SD/JSR: In your description of Gino you seem to indicate that he was actually able to enact two different bodily registers. What does it mean to walk like a neo-Nazi and be recognizable? When would one walk like that and be recognizable to whom? Would you say that Gino performs a particularly marked neo-Nazi corporeality?

NS: Gino certainly counted among my more extroverted informants, especially when it came to fashion and style, but many others in his social milieu similarly wore their political leanings on their sleeves. Doing so constituted a complex performance that involved not only so-called body language, but also a range of other visibility operators that were tactically and interactionally deployed in intricate combinations. Often such performances effectively differentiated between distinct audiences. Consider Gino’s HASS tattoo, spread across his four fingers and featuring the illegal SS symbol. Gino’s decision to transform it into four playing cards largely sprang from the legal trouble it had brought upon him. Covering even one of the “S” letters with rings, which he always carried in his pocket for this purpose, protected him from legal repercussions (the law prohibits the public display of the symbol). But of course it left the fact of the tattoo quite palpably evident to anyone in the know. The same careful management of legibility and visibility governs the use of jewelry, apparel, or, indeed, bodily style, all of which are adjusted depending on circumstances and audiences so as to plainly announce a neo-Nazi identity, to whisper it to intimates, or to silence it altogether. Such performances are differential communicative acts that solicit certain forms of recognition, or, to draw on Allan Feldman’s term, that address themselves to distinct visibility regimes.

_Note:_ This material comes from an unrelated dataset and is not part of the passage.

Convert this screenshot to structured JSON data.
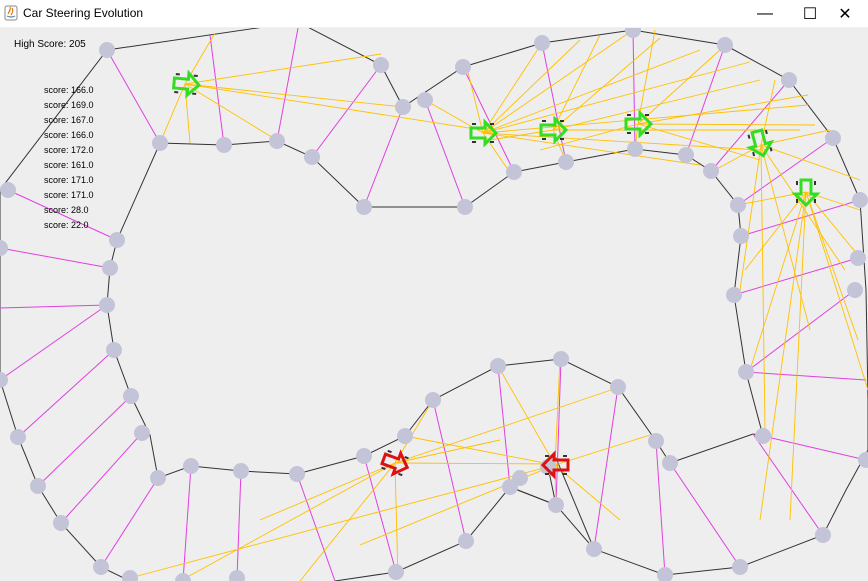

Multimedia Links

-- The website for the NGO, EXIT

Classroom Activities:

1. In this article, Shoshan argues that the “management of hate addressed not only—perhaps not primarily—the political delinquents…[I]ts addressee is the far wider national public” (167). Think of other governmental and non-governmental attempts to manage hate (racism, homophobia, xenophobia, etc.). What causes do governments and NGOs posit as the causes of those hatreds? What might their strategies for managing hate reveal about the broader political community?

2. Imagine that you are designing a research project to study right-wing extremist groups, either in Germany or elsewhere. How would you design such a study? How does Shoshan design his research methodology in both the article and the interview above? What methods would you use? How would researching such a topic similar to and different from, for example, researching other marginalized groups?